Anywhere the string "subtitle" shows up in the listing below, copy the line it is in.

- - - - -

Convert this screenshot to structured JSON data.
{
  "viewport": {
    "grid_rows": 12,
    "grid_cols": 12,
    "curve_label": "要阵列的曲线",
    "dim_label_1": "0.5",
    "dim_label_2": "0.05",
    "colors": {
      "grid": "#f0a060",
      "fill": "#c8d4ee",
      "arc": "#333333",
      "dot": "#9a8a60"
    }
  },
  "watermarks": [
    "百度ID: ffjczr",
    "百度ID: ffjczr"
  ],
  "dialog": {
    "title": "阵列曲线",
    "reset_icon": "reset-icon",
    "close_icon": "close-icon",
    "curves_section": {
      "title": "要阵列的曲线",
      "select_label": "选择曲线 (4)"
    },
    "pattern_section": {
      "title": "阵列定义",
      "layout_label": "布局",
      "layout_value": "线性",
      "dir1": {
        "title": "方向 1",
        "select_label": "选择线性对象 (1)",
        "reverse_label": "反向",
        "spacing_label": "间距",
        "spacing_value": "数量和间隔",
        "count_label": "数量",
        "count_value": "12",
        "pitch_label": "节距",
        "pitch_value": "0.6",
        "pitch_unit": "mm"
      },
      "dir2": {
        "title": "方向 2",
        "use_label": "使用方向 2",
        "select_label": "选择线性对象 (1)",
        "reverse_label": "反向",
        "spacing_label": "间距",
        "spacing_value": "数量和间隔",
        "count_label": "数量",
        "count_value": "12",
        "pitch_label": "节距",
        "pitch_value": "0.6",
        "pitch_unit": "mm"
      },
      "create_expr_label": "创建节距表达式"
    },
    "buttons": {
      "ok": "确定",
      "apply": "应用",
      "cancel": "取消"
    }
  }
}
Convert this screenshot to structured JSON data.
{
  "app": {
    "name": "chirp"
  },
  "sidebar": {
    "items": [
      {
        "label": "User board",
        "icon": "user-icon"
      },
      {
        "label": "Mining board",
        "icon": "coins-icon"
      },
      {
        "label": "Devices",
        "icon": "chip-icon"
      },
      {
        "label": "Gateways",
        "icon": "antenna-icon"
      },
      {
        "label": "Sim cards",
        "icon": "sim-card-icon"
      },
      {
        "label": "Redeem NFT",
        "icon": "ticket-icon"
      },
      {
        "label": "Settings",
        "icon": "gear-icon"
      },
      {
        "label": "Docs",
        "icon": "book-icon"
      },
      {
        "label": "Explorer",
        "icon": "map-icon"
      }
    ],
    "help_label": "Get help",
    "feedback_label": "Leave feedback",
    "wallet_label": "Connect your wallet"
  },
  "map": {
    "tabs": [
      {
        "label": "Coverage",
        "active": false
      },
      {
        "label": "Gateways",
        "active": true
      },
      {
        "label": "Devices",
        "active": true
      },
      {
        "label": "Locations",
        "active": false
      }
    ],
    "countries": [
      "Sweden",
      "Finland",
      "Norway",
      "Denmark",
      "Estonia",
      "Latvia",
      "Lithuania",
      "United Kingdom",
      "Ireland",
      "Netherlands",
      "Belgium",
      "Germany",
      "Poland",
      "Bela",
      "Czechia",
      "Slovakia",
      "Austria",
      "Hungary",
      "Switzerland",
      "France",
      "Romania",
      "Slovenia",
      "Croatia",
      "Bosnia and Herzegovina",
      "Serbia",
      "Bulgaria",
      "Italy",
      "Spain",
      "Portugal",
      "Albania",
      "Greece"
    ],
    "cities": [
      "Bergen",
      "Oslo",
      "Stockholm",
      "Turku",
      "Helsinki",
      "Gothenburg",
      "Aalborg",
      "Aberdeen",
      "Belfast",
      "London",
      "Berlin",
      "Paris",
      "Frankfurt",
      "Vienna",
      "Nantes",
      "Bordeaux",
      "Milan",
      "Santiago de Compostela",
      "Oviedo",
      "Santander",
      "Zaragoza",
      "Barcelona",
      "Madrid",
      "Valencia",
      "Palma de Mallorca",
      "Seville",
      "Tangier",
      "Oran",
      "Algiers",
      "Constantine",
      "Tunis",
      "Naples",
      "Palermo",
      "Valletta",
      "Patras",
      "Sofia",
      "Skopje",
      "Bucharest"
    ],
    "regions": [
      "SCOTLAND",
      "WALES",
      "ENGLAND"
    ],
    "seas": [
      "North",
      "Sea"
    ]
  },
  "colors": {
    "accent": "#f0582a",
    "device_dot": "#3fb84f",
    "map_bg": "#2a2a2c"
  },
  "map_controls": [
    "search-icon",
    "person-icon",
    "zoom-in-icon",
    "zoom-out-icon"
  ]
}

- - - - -

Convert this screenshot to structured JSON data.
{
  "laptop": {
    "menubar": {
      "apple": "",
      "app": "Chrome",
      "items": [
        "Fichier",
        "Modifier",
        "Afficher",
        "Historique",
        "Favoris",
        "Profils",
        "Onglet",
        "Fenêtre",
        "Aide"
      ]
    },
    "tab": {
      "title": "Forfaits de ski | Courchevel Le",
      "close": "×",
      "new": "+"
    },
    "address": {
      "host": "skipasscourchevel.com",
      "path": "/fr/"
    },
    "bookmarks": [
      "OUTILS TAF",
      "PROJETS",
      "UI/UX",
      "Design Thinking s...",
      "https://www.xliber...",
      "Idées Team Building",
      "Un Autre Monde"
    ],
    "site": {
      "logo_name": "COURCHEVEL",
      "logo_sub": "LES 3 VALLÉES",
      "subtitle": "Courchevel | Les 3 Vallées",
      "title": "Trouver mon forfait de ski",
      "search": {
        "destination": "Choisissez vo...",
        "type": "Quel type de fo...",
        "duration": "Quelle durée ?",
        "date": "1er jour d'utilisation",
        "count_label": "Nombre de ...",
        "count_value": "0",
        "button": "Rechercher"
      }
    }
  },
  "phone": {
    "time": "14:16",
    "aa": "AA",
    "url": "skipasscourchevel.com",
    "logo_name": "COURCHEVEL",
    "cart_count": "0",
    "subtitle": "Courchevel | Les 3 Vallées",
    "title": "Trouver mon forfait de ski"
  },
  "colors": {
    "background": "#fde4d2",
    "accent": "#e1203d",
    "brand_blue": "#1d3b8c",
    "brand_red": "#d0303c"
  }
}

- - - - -

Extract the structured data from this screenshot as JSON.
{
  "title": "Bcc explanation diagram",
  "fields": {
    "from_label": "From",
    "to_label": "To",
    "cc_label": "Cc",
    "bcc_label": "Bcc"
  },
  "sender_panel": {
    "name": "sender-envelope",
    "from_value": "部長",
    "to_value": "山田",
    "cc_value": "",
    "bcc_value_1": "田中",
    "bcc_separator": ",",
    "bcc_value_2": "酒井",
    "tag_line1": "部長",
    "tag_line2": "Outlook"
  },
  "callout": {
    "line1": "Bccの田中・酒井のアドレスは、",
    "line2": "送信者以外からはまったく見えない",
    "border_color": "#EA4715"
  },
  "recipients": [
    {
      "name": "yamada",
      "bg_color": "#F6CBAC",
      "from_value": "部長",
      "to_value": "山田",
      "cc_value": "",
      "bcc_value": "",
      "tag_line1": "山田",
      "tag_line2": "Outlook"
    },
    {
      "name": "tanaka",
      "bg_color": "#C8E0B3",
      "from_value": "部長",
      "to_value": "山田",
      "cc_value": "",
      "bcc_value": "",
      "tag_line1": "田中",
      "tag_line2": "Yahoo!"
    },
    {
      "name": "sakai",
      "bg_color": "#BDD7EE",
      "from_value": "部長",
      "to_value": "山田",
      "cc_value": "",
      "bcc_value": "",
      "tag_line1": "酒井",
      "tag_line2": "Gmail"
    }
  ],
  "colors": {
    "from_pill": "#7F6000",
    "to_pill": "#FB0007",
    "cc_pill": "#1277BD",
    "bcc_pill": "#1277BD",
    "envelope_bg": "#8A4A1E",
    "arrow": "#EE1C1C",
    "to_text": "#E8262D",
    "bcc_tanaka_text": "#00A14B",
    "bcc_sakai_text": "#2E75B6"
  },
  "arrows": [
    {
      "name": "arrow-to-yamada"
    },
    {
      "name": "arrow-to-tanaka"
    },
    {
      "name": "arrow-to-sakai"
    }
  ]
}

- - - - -

▸ **Result for this exercise**
      "subtitle": "Courchevel | Les 3 Vallées",
    "subtitle": "Courchevel | Les 3 Vallées",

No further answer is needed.